Provided data:
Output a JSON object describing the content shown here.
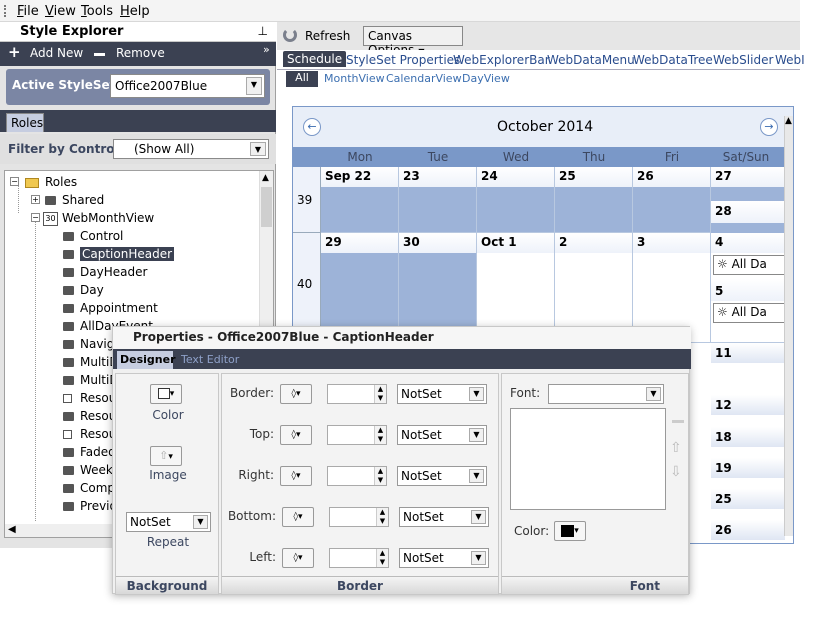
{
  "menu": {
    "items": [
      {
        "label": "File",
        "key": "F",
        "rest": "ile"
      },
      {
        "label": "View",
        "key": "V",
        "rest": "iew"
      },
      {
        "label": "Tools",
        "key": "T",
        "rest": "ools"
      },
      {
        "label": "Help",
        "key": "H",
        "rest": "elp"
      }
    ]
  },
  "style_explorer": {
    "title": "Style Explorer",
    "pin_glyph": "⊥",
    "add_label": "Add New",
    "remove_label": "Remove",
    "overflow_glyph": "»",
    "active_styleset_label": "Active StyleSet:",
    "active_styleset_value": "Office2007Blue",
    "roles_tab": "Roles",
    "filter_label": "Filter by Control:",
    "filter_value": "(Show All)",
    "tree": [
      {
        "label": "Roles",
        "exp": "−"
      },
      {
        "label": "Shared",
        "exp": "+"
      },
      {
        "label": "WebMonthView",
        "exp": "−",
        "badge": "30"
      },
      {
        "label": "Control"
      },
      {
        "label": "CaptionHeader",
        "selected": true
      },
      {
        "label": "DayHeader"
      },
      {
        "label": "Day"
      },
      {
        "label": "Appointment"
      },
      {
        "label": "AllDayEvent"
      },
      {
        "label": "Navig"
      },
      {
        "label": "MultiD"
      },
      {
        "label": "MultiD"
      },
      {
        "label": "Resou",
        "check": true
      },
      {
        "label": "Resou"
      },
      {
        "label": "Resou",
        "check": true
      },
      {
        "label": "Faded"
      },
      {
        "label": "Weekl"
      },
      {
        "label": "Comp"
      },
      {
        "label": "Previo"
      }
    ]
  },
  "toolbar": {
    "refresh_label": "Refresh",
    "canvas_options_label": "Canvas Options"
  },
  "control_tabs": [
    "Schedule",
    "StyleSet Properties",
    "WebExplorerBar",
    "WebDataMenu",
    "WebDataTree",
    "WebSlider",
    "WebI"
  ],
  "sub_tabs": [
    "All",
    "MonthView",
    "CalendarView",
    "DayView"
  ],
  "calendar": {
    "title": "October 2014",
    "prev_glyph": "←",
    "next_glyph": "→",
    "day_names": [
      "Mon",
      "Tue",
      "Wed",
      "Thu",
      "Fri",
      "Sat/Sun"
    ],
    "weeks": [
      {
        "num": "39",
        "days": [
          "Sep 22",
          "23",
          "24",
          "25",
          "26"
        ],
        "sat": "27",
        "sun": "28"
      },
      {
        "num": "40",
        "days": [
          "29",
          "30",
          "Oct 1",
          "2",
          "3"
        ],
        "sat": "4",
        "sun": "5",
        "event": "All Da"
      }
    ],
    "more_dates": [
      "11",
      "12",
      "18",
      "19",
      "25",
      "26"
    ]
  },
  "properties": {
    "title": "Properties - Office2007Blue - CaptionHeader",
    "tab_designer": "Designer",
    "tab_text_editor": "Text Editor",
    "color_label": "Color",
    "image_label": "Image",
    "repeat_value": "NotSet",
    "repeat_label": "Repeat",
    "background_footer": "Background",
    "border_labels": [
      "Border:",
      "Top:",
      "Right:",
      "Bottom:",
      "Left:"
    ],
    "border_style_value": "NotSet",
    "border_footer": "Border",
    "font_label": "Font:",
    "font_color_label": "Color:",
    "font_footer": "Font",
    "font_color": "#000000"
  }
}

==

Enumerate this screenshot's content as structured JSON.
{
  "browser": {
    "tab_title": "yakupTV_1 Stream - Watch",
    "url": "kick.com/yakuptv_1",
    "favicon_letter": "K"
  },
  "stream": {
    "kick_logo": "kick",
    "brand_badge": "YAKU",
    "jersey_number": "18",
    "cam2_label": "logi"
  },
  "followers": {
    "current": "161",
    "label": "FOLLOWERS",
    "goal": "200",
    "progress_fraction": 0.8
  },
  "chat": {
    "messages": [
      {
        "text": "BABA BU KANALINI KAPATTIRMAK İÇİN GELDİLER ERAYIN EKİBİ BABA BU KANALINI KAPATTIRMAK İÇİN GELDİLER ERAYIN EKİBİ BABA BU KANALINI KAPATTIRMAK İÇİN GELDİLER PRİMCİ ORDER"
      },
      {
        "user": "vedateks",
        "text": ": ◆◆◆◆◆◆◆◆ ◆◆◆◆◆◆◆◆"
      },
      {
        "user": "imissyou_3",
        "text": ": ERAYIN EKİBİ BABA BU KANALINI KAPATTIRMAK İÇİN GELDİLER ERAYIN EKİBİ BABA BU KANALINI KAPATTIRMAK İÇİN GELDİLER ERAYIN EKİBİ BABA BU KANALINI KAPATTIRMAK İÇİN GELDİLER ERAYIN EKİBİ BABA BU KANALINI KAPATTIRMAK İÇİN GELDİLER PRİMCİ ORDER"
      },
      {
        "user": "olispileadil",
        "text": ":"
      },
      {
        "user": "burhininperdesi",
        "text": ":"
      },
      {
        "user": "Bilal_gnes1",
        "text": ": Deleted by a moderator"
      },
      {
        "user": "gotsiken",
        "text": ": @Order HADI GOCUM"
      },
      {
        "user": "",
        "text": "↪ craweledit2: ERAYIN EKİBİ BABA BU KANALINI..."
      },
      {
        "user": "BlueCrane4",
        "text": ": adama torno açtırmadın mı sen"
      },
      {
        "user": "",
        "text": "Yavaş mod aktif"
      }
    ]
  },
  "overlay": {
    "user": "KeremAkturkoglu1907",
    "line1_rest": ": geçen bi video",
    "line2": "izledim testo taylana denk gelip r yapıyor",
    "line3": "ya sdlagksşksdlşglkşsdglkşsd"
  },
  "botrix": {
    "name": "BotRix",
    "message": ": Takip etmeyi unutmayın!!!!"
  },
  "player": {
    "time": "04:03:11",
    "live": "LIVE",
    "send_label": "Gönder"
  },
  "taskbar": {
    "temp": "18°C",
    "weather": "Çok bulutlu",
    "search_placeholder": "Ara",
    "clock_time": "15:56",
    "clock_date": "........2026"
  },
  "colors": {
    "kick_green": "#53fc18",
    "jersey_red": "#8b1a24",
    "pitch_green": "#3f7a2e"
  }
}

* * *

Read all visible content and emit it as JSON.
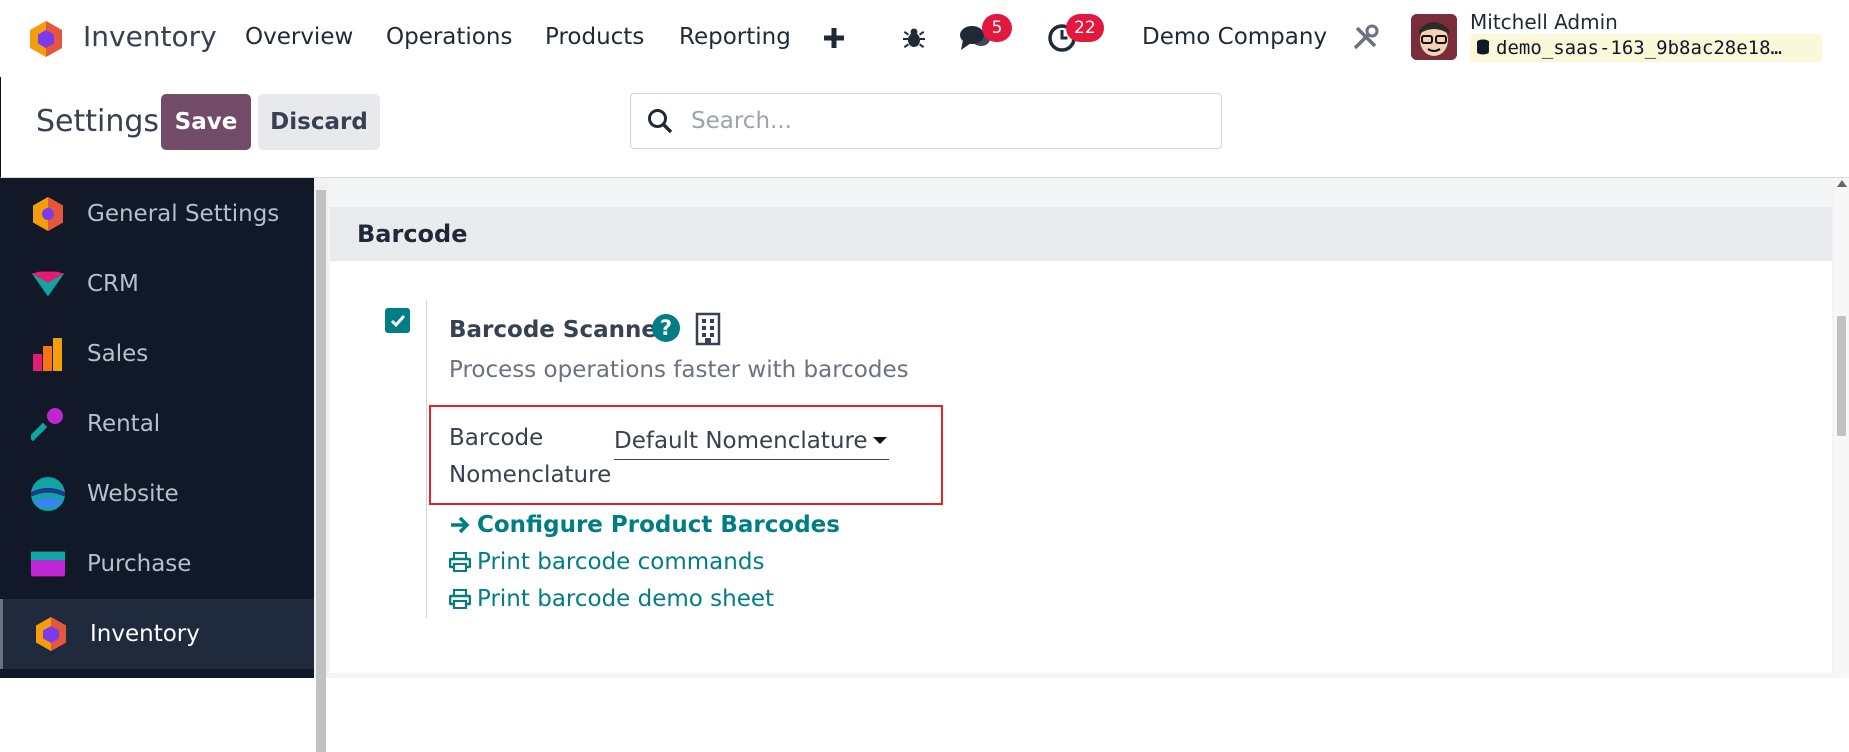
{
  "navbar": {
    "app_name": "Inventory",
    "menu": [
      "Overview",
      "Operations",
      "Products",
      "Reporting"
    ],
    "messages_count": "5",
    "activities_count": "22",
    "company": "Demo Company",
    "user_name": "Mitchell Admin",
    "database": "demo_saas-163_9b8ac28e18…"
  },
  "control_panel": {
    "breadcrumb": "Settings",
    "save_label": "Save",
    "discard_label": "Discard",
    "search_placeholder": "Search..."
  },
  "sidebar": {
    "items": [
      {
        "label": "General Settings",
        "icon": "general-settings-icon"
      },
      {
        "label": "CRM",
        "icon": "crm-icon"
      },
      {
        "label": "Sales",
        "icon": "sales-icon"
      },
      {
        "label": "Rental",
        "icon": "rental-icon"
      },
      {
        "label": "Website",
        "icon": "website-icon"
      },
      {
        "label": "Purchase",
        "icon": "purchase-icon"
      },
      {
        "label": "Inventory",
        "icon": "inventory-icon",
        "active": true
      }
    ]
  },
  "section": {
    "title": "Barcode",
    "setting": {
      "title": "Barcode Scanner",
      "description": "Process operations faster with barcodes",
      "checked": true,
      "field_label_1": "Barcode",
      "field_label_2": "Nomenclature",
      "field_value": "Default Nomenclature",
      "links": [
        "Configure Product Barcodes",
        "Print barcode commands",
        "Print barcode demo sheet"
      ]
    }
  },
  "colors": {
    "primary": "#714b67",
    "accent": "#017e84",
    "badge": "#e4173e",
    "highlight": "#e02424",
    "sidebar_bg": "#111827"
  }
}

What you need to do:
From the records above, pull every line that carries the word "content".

Result of the task:
Output a JSON object describing the content shown here.
Enumerate this screenshot's content as structured JSON.
Read all visible content and emit it as JSON.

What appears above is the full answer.